Graphene-based carbon-layered electrode array technology for neural imaging and optogenetic applications by Dong-Wook Park, Amelia A. Schendel, Solomon Mikael, Sarah K. Brodnick, Thomas J. Richner, Jared P. Ness, Mohammed R. Hayat, Farid Atry, Seth T. Frye, Ramin Pashaie, Sanitta Thongpang, Zhenqiang Ma, & Justin C. Williams. Nature Communications 5, Article number: 5258 doi:10.1038/ncomms6258 Published
20 October 2014

This is an open access paper.

DARPA (US Defense Advanced Research Projects Agency), which funds this work at the University of Wisconsin-Madison, has also provided an Oct. 20, 2014 news release (also published an an Oct. 27, 2014 news item on Nanowerk) describing this research from the military perspective, which may not be what you might expect. First, here’s a description of the DARPA funding programme underwriting this research, from DARPA’s Reliable Neural-Interface Technology (RE-NET) webpage,

Advancing technology for military uniforms, body armor and equipment have saved countless lives of our servicemembers injured on the battlefield.  Unfortunately, many of those survivors are seriously and permanently wounded, with unprecedented rates of limb loss and traumatic brain injury among our returning soldiers. This crisis has motivated great interest in the science of and technology for restoring sensorimotor functions lost to amputation and injury of the central nervous system. For a decade now, DARPA has been leading efforts aimed at ‘revolutionizing’ the state-of-the-art in prosthetic limbs, recently debuting 2 advanced mechatronic limbs for the upper extremity. These new devices are truly anthropomorphic and capable of performing dexterous manipulation functions that finally begin to approach the capabilities of natural limbs. However, in the absence of a high bandwidth, intuitive interface for the user, these limbs will never achieve their full potential in improving the quality of life for the wounded soldiers that could benefit from this advanced technology.

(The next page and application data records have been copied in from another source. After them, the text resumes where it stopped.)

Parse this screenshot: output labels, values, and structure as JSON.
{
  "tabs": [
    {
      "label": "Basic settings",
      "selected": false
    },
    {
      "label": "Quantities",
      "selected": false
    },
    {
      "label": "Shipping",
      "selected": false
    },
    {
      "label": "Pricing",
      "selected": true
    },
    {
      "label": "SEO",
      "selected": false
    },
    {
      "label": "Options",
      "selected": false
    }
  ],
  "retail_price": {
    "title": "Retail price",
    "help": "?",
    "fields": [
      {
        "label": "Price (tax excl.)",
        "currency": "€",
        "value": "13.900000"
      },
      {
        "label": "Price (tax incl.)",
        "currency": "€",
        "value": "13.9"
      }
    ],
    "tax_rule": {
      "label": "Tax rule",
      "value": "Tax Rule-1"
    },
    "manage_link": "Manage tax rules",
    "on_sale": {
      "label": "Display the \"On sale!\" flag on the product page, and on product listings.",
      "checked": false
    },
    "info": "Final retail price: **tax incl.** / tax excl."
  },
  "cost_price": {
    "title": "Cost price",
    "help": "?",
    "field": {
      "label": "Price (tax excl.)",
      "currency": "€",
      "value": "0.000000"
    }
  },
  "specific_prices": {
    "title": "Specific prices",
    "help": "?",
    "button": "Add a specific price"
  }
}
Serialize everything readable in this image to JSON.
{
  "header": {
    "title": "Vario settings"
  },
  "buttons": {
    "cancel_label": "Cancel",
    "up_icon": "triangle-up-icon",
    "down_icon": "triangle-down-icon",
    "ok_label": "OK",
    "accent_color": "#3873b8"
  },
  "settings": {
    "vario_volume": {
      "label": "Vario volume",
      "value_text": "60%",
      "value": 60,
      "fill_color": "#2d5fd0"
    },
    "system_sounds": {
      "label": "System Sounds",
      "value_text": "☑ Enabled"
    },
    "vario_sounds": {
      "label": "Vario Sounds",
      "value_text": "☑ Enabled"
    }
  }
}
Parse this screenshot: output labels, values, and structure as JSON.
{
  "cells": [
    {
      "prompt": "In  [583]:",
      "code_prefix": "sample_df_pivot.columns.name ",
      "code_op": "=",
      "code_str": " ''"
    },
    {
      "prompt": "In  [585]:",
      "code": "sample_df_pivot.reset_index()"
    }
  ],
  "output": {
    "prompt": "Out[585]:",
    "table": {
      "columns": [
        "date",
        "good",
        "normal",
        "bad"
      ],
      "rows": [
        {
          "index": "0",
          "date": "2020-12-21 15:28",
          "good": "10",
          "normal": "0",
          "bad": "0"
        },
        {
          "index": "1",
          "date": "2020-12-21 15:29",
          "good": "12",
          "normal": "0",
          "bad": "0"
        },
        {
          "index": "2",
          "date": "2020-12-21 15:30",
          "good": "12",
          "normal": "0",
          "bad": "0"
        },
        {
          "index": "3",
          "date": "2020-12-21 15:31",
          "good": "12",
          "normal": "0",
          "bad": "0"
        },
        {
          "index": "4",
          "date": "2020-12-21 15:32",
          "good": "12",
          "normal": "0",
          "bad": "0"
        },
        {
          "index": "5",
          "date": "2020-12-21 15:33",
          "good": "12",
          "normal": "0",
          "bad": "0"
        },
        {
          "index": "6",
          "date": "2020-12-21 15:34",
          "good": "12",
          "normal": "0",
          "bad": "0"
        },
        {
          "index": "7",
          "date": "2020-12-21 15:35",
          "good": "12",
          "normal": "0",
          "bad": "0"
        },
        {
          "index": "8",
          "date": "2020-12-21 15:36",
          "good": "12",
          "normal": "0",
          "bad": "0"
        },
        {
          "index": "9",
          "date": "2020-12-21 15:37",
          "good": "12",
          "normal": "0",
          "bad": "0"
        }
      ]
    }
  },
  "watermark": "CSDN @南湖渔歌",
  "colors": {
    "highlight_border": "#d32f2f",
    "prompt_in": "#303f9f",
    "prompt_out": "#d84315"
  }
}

DARPA created the Reliable Neural-Interface Technology (RE-NET) program in 2010 to directly address the need for high performance neural interfaces to control dexterous functions made possible with advanced prosthetic limbs.  Specifically, RE-NET seeks to develop the technologies needed to reliably extract information from the nervous system, and to do so at a scale and rate necessary to control many degree-of-freedom (DOF) machines, such as high-performance prosthetic limbs. Prior to the DARPA RE-NET program, all existing methods to extract neural control signals were inadequate for amputees to control high-performance prostheses, either because the level of extracted information was too low or the functional lifetime was too short. However, recent technological advances create new opportunities to solve both of these neural-interface problems. For example, it is now feasible to develop high-resolution peripheral neuromuscular interfaces that increase the amount of information obtained from the peripheral nervous system.  Furthermore, advances in cortical microelectrode technologies are extending the durability of neural signals obtained from the brain, making it possible to create brain-controlled prosthetics that remain useful over the full lifetime of the patient.